EXERCISE: From the entries that follow, pick out all lines holding "name".

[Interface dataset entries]
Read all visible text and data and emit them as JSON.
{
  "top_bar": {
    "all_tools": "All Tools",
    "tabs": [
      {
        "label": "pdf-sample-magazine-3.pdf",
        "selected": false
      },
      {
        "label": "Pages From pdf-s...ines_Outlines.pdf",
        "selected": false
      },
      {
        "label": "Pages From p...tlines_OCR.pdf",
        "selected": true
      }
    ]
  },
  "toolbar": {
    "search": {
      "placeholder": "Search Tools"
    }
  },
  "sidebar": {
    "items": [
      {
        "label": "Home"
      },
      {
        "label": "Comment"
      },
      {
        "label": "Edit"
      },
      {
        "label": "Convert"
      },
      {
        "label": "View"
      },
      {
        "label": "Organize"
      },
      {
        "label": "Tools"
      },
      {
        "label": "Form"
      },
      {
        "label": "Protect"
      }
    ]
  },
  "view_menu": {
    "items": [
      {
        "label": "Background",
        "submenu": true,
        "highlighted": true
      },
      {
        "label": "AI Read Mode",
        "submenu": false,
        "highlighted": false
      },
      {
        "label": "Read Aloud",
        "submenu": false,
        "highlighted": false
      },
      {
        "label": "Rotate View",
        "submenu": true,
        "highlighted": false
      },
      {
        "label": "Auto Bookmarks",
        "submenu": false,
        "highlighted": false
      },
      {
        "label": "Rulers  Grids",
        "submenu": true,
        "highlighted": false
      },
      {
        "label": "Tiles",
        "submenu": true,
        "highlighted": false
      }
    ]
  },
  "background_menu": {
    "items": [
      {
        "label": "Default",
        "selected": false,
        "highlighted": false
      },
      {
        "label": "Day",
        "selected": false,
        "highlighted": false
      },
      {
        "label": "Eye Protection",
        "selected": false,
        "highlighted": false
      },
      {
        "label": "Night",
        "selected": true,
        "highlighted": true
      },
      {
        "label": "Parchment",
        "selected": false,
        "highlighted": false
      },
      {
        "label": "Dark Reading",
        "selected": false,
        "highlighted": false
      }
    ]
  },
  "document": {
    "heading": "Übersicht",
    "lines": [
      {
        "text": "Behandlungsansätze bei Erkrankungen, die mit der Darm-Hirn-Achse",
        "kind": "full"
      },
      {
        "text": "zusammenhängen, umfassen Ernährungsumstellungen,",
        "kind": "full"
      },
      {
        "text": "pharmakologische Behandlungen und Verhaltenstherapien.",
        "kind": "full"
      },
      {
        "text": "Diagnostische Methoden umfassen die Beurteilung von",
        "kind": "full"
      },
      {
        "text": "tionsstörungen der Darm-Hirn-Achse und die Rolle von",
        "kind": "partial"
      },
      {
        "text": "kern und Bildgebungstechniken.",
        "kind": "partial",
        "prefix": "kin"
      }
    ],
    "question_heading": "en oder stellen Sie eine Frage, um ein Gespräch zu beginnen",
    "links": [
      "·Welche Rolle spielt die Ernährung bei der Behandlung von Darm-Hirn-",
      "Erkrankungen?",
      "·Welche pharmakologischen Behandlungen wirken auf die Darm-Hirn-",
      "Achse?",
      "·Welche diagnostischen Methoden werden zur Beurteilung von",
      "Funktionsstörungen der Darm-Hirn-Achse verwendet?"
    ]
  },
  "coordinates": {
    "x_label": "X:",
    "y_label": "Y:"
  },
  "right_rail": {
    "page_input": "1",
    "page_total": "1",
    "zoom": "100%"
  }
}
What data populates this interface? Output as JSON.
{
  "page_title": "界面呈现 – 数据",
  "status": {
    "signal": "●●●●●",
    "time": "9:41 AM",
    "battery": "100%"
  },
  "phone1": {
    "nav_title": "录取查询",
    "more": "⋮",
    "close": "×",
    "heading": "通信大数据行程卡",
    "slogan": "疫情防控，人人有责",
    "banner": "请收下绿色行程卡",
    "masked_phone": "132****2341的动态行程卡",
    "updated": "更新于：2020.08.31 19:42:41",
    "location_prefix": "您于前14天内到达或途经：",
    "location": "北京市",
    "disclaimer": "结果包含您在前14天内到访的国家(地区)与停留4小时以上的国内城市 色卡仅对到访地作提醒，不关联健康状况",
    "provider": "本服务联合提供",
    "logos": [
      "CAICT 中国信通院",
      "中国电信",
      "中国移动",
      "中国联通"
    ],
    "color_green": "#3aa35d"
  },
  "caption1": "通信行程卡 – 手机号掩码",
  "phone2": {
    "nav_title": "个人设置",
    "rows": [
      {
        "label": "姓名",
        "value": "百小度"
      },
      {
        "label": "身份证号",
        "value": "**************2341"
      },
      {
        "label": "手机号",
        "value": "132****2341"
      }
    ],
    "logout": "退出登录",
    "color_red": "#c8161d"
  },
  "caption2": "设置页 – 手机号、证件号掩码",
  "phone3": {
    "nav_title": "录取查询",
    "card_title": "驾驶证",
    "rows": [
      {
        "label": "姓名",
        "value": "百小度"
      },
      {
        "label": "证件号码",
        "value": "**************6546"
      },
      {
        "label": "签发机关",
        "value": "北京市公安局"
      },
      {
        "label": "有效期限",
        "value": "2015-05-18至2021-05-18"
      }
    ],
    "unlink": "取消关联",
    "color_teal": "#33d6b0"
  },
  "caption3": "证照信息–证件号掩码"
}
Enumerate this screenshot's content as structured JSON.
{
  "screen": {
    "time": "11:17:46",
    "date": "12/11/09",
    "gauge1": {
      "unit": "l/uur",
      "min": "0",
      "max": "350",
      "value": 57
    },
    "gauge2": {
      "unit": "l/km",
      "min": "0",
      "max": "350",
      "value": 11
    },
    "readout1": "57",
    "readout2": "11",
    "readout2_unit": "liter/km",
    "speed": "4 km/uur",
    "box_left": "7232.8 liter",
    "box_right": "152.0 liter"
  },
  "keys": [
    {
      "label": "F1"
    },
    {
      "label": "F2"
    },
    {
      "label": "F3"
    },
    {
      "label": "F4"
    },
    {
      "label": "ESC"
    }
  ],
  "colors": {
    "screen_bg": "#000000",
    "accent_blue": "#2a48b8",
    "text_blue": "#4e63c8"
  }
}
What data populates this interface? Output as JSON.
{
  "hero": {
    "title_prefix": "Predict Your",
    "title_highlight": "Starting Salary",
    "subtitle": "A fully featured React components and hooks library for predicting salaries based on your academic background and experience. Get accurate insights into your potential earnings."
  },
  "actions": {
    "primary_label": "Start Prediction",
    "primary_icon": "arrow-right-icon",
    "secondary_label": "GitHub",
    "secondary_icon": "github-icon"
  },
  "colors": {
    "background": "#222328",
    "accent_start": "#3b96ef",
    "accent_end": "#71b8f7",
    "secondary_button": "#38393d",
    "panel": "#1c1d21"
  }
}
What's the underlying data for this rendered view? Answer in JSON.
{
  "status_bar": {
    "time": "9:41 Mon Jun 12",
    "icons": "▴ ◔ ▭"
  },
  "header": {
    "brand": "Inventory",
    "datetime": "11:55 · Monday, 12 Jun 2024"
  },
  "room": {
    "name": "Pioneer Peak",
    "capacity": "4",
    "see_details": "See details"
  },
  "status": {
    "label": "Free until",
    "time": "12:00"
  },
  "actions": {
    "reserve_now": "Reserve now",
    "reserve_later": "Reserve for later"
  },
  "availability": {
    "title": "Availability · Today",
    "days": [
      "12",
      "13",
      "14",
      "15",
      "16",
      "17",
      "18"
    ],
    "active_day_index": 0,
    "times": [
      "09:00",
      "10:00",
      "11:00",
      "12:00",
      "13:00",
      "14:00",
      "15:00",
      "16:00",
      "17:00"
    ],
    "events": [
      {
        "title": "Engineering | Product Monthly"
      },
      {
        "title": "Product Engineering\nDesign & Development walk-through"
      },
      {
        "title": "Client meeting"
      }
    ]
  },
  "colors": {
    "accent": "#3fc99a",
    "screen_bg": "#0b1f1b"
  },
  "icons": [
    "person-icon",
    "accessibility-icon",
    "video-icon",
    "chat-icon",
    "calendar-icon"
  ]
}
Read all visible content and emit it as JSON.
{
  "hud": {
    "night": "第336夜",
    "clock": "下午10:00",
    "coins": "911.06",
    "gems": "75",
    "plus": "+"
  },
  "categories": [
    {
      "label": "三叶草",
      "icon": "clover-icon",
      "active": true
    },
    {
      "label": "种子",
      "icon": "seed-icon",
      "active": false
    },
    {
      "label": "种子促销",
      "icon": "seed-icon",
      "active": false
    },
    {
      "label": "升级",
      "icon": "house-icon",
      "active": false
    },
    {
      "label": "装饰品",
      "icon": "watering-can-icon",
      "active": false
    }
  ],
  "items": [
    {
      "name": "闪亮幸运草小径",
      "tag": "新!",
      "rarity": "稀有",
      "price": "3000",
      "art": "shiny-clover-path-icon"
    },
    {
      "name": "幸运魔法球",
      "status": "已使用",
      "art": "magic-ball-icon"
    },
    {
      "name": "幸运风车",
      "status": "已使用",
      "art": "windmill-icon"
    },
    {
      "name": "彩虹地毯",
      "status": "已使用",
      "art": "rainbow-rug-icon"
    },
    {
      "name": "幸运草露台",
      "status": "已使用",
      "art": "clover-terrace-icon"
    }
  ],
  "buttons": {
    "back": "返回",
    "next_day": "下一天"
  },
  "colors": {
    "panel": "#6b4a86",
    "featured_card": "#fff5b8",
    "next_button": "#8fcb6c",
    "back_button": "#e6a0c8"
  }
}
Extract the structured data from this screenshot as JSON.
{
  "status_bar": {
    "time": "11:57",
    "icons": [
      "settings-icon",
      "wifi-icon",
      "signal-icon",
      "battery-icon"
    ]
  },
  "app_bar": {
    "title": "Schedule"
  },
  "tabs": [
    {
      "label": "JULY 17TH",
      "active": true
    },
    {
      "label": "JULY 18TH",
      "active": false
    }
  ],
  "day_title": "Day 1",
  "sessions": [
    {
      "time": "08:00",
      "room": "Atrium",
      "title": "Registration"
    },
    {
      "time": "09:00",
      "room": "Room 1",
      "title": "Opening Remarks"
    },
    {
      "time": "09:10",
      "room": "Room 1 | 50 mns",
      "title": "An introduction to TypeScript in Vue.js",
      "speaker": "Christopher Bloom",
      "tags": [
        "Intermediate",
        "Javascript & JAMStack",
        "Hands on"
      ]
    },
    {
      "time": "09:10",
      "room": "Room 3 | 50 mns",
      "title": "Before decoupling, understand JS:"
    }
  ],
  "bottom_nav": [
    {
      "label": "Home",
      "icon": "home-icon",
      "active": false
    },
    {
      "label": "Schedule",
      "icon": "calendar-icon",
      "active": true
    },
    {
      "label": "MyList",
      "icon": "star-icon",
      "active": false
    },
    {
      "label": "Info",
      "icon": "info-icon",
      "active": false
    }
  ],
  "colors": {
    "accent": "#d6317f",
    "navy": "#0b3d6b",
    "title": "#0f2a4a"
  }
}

SOLUTION TO THE EXERCISE:
    "name": "Pioneer Peak",
      "name": "闪亮幸运草小径",
      "name": "幸运魔法球",
      "name": "幸运风车",
      "name": "彩虹地毯",
      "name": "幸运草露台",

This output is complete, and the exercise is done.